Researchers from the University of British Columbia (UBC) have developed a new water treatment which has the ability to filter and remove harmful chemicals from drinking water.
It is believed this is a safe and efficient process which will permanently remove these ‘forever chemicals’. As the name suggests, this is a significant achievement for science.
What are ‘forever chemicals’? – what the new treatment is tackling
Known as per- and polyfluoralkyl substances (PFAs), there are around 4,700 such substances which exist and are in use. They seep into rainwater, soil, sediment and drinking water. From here, they can be ingested by humans and animals.
They are used for non-stick or strain-resistant surfaces, including clothing, cookware, stain repellents, waterproof wet weather gear, and firefighting foam.
Such chemicals have been used since the 1940s and can also be found in the likes of fast-food packaging and household products such as shampoo and dental floss, illustrating the landscape they can secretly cover.
The ground-breaking research – how scientists are breaking down ‘forever chemicals’
In recent times, PFAs have been found to be linked to a number of negative health concerns. For example, elevated levels of cholesterol, hormonal disruption, infertility, cancers, and cardiovascular diseases.
The scientists at UBC announced that they developed a new silica-based material with the ability to absorb a wider range of the harmful chemicals and new tools to break them down and help to eliminate them.
The reusable material acts like a filter, which will trap most of the harmful particles, which are then destroyed using unique electrochemical and photochemical processes.
Lead scientist Dr Mohseni said, “Our absorbing media captures up to 99% of PFAS particles and can also be regenerated and potentially reused.
“This means that when we scrub off the PFAS from these materials, we do not end up with more highly toxic solid waste that will be another major environmental challenge”.
How it is currently treated – the new research is a step further
Currently, activated carbon is used to filter out the chemicals. Dr Mohseni has said that these versions “are equally toxic and they stay in the water better. And as a result, current technologies really aren’t as effective”.
These current technologies, according to Dr Mohseni, “are not addressing the problem. We’re just temporarily fixing it and letting those chemicals stay in the environment”.
Dr Mohseni and his team and the UBC are operating a pilot project to examine the effectiveness of their solution in the real world. They hope to start another in British Columbia this month and potentially a third in Quebec.

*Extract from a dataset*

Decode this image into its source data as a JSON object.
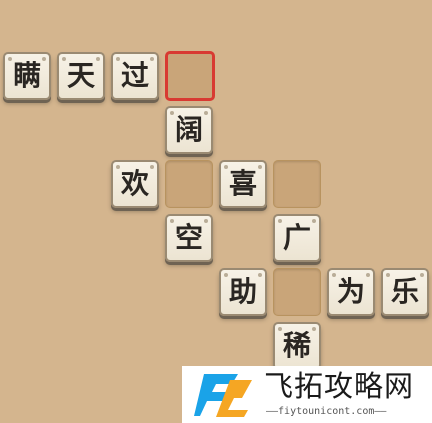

The challenge now is to get other cities to adopt this innovative technology to fully eradicate the problem.
Mohseni concluded, “One way to fix that is to do what we’ve done. The other way to fix this, and this would be exciting, is for industry not to use the chemicals any more”.